In the past, F&O positions that were held until expiration were settled in cash based on the underlying stock price. But as of October 2019, the settlement process has been updated to involve giving or taking delivery of the actual shares. If one purchases option contracts, there is no need to maintain SPAN and exposure margin in their account since the margin requirement is limited to the value of the option, as the risk is also limited to that amount.

However, in-the-money (ITM) options are now settled by delivery of the underlying shares due to new physical delivery rules. The Exchange levies physical delivery margins from four days prior to expiration for ITM options as a percentage of the applicable margins (VAR + ELM + Adhoc) of the underlying stock in a particular manner:

Day (Beginning of the day) Margins applicable
E-4 Day (Friday BOD) 10% of VaR + ELM + Adhoc margins
E-3 Day (Monday BOD) 25% of VaR + ELM + Adhoc margins
E-2 Day (Tuesday BOD) 45% of VaR + ELM + Adhoc margins
E-1 Day (Wednesday BOD) 70% VaR + ELM + Adhoc margins

To learn more about the physical settlement, visit

Both Equity and F&O

  1. End of Day (EOD) margins are not maintained

The exchanges release margin files several times a day, with the final file published at 5:30 PM reflecting any movement in the stock during market close hours. The End of Day (EOD) file is updated accordingly with the latest margins. The displayed margin requirement on Kite is based on the most recent exchange file available, meaning it can change after market hours based on the EOD file.

To avoid a margin shortfall, keeping sufficient funds in the Zerodha account above the margin requirement is recommended, with a buffer of 5% being sufficient on most days if there aren't significant price changes.

  1. Sell holdings and buy them back on the same day but meanwhile use the funds for another intraday or F&O trade

When selling holdings, 80% of the selling credit can be used for new trades. If this credit is used for intraday trade and the holdings are bought back, a margin shortfall can occur if there isn't enough margin separately available for the intraday or F&O trades.

Example Scenario

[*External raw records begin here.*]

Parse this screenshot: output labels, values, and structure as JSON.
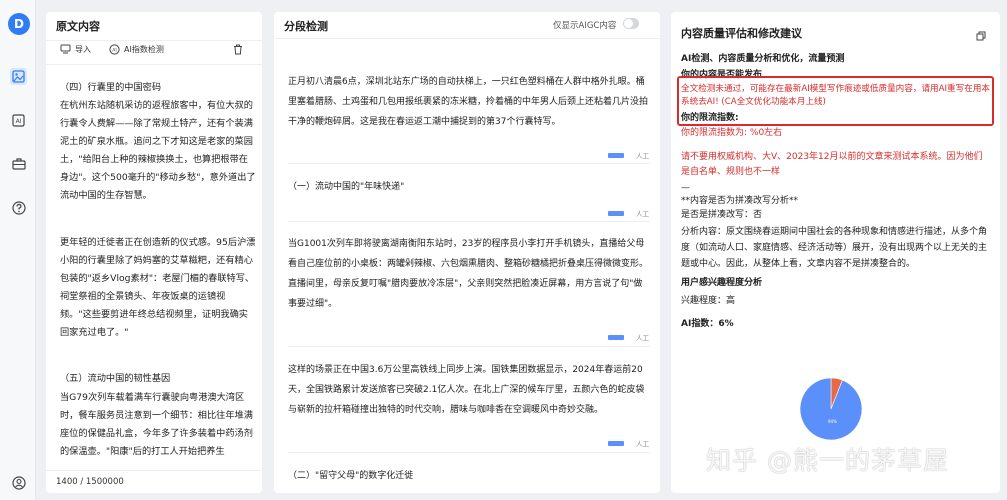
{
  "app": {
    "logo_letter": "D",
    "rail_icons": [
      "document-icon",
      "ai-icon",
      "briefcase-icon",
      "help-icon",
      "user-icon"
    ]
  },
  "left_panel": {
    "title": "原文内容",
    "import_label": "导入",
    "ai_detect_label": "AI指数检测",
    "paragraphs": [
      "（四）行囊里的中国密码",
      "在杭州东站随机采访的返程旅客中，有位大叔的行囊令人费解——除了常规土特产，还有个装满泥土的矿泉水瓶。追问之下才知这是老家的菜园土，\"给阳台上种的辣椒换换土，也算把根带在身边\"。这个500毫升的\"移动乡愁\"，意外道出了流动中国的生存智慧。",
      "更年轻的迁徙者正在创造新的仪式感。95后沪漂小阳的行囊里除了妈妈塞的艾草糍粑，还有精心包装的\"返乡Vlog素材\"：老屋门楣的春联特写、祠堂祭祖的全景镜头、年夜饭桌的运镜视频。\"这些要剪进年终总结视频里，证明我确实回家充过电了。\"",
      "（五）流动中国的韧性基因",
      "当G79次列车载着满车行囊驶向粤港澳大湾区时，餐车服务员注意到一个细节：相比往年堆满座位的保健品礼盒，今年多了许多装着中药汤剂的保温壶。\"阳康\"后的打工人开始把养生"
    ],
    "counter": "1400 / 1500000"
  },
  "middle_panel": {
    "title": "分段检测",
    "toggle_label": "仅显示AIGC内容",
    "segments": [
      {
        "text": "正月初八清晨6点，深圳北站东广场的自动扶梯上，一只红色塑料桶在人群中格外扎眼。桶里塞着腊肠、土鸡蛋和几包用报纸裹紧的冻米糖，拎着桶的中年男人后颈上还粘着几片没拍干净的鞭炮碎屑。这是我在春运返工潮中捕捉到的第37个行囊特写。",
        "tag": "人工"
      },
      {
        "text": "（一）流动中国的\"年味快递\"",
        "tag": "人工"
      },
      {
        "text": "当G1001次列车即将驶离湖南衡阳东站时，23岁的程序员小李打开手机镜头，直播给父母看自己座位前的小桌板：两罐剁辣椒、六包烟熏腊肉、整箱砂糖橘把折叠桌压得微微变形。直播间里，母亲反复叮嘱\"腊肉要放冷冻层\"，父亲则突然把脸凑近屏幕，用方言说了句\"做事要过细\"。",
        "tag": "人工"
      },
      {
        "text": "这样的场景正在中国3.6万公里高铁线上同步上演。国铁集团数据显示，2024年春运前20天，全国铁路累计发送旅客已突破2.1亿人次。在北上广深的候车厅里，五颜六色的蛇皮袋与崭新的拉杆箱碰撞出独特的时代交响，腊味与咖啡香在空调暖风中奇妙交融。",
        "tag": "人工"
      },
      {
        "text": "（二）\"留守父母\"的数字化迁徙",
        "tag": ""
      }
    ]
  },
  "right_panel": {
    "title": "内容质量评估和修改建议",
    "heading": "AI检测、内容质量分析和优化，流量预测",
    "pass_heading": "你的内容是否能发布",
    "pass_text": "全文检测未通过，可能存在最新AI模型写作痕迹或低质量内容，请用AI重写在用本系统去AI! (CA全文优化功能本月上线)",
    "limit_heading": "你的限流指数:",
    "limit_value": "你的限流指数为: %0左右",
    "warning": "请不要用权威机构、大V、2023年12月以前的文章来测试本系统。因为他们是自名单、规则也不一样",
    "dash": "—",
    "splice_heading": "**内容是否为拼凑改写分析**",
    "splice_is": "是否是拼凑改写：否",
    "splice_analysis": "分析内容：原文围绕春运期间中国社会的各种现象和情感进行描述，从多个角度（如流动人口、家庭情感、经济活动等）展开，没有出现两个以上无关的主题或中心。因此，从整体上看，文章内容不是拼凑整合的。",
    "interest_heading": "用户感兴趣程度分析",
    "interest_value": "兴趣程度：高",
    "ai_index_label": "AI指数：",
    "ai_index_value": "6%",
    "pie_label": "94%"
  },
  "chart_data": {
    "type": "pie",
    "title": "",
    "slices": [
      {
        "label": "人工",
        "value": 94,
        "color": "#5b8ff9"
      },
      {
        "label": "AI",
        "value": 6,
        "color": "#e8684a"
      }
    ],
    "slice_labels_printed": [
      "94%"
    ]
  },
  "watermark": "知乎 @熊一的茅草屋"
}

  1. A credit of ₹8,000 will be available for new trades by selling shares worth ₹10,000 from the holdings.
  2. If a trade requiring a margin of ₹5,000 was taken and squared off, and the holdings were repurchased with the credit, the peak margin requirement for the day would be ₹7,000 [i.e. ₹5,000 + 20% of ₹10,000], but only shares worth ₹2,000/- would be eligible for margin.
  3. A penalty will be levied if there aren’t sufficient funds in the Zerodha account.

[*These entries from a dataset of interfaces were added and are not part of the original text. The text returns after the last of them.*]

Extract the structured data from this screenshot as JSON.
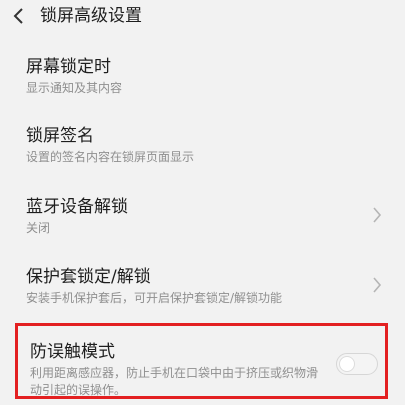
{
  "header": {
    "title": "锁屏高级设置",
    "back_icon": "back-chevron-icon"
  },
  "items": [
    {
      "title": "屏幕锁定时",
      "subtitle": "显示通知及其内容",
      "has_arrow": false
    },
    {
      "title": "锁屏签名",
      "subtitle": "设置的签名内容在锁屏页面显示",
      "has_arrow": false
    },
    {
      "title": "蓝牙设备解锁",
      "subtitle": "关闭",
      "has_arrow": true
    },
    {
      "title": "保护套锁定/解锁",
      "subtitle": "安装手机保护套后，可开启保护套锁定/解锁功能",
      "has_arrow": true
    }
  ],
  "anti_mistouch": {
    "title": "防误触模式",
    "subtitle": "利用距离感应器，防止手机在口袋中由于挤压或织物滑动引起的误操作。",
    "toggle_on": false
  },
  "colors": {
    "highlight_border": "#e32021",
    "title_text": "#1e1e1e",
    "subtitle_text": "#8f8f8f",
    "background": "#f2f2f2"
  }
}
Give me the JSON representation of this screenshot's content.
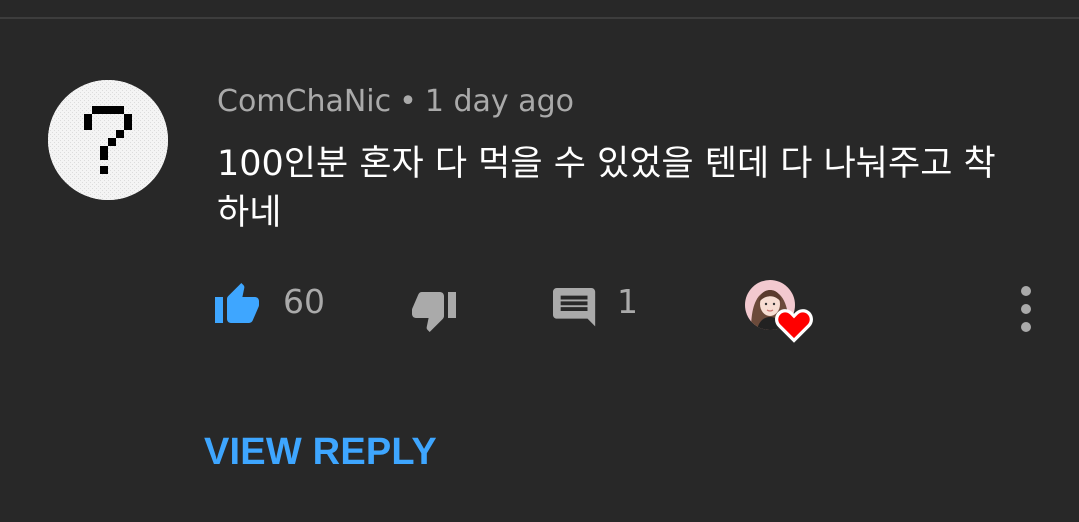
{
  "comment": {
    "author": "ComChaNic",
    "separator": "•",
    "timestamp": "1 day ago",
    "text": "100인분 혼자 다 먹을 수 있었을 텐데 다 나눠주고 착하네",
    "avatar_icon": "question-mark-icon"
  },
  "actions": {
    "like_icon": "thumbs-up-icon",
    "like_count": "60",
    "like_color": "#3ea6ff",
    "dislike_icon": "thumbs-down-icon",
    "reply_icon": "comment-icon",
    "reply_count": "1",
    "creator_heart_icon": "heart-icon",
    "heart_color": "#ff0000",
    "more_icon": "more-vertical-icon"
  },
  "view_reply": {
    "label": "VIEW REPLY",
    "color": "#3ea6ff"
  },
  "colors": {
    "background": "#282828",
    "muted_text": "#aaaaaa",
    "primary_text": "#ffffff"
  }
}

To learn more about peak margin, visit

Penalty structure

Margin penalty is charged on the shortfall amount (difference between margin available and margin required) at the following rates:

Shortfall amount Penalty Percentage
(< Rs 1 lakh) And (< 10% of applicable margin) 0.5%
(= Rs 1 lakh) Or (= 10% of applicable margin) 1.0%

If the shortfall continues for more than 3 consecutive days, a penalty of 5% is applied on the amount for each subsequent instance. Similarly, if there are more than 5 instances of margin shortfall in a month, the penalty charged is 5% of the shortfall amount beyond the 5th day.

GST is charged at 18% on the entire penalty amount. To learn more, visit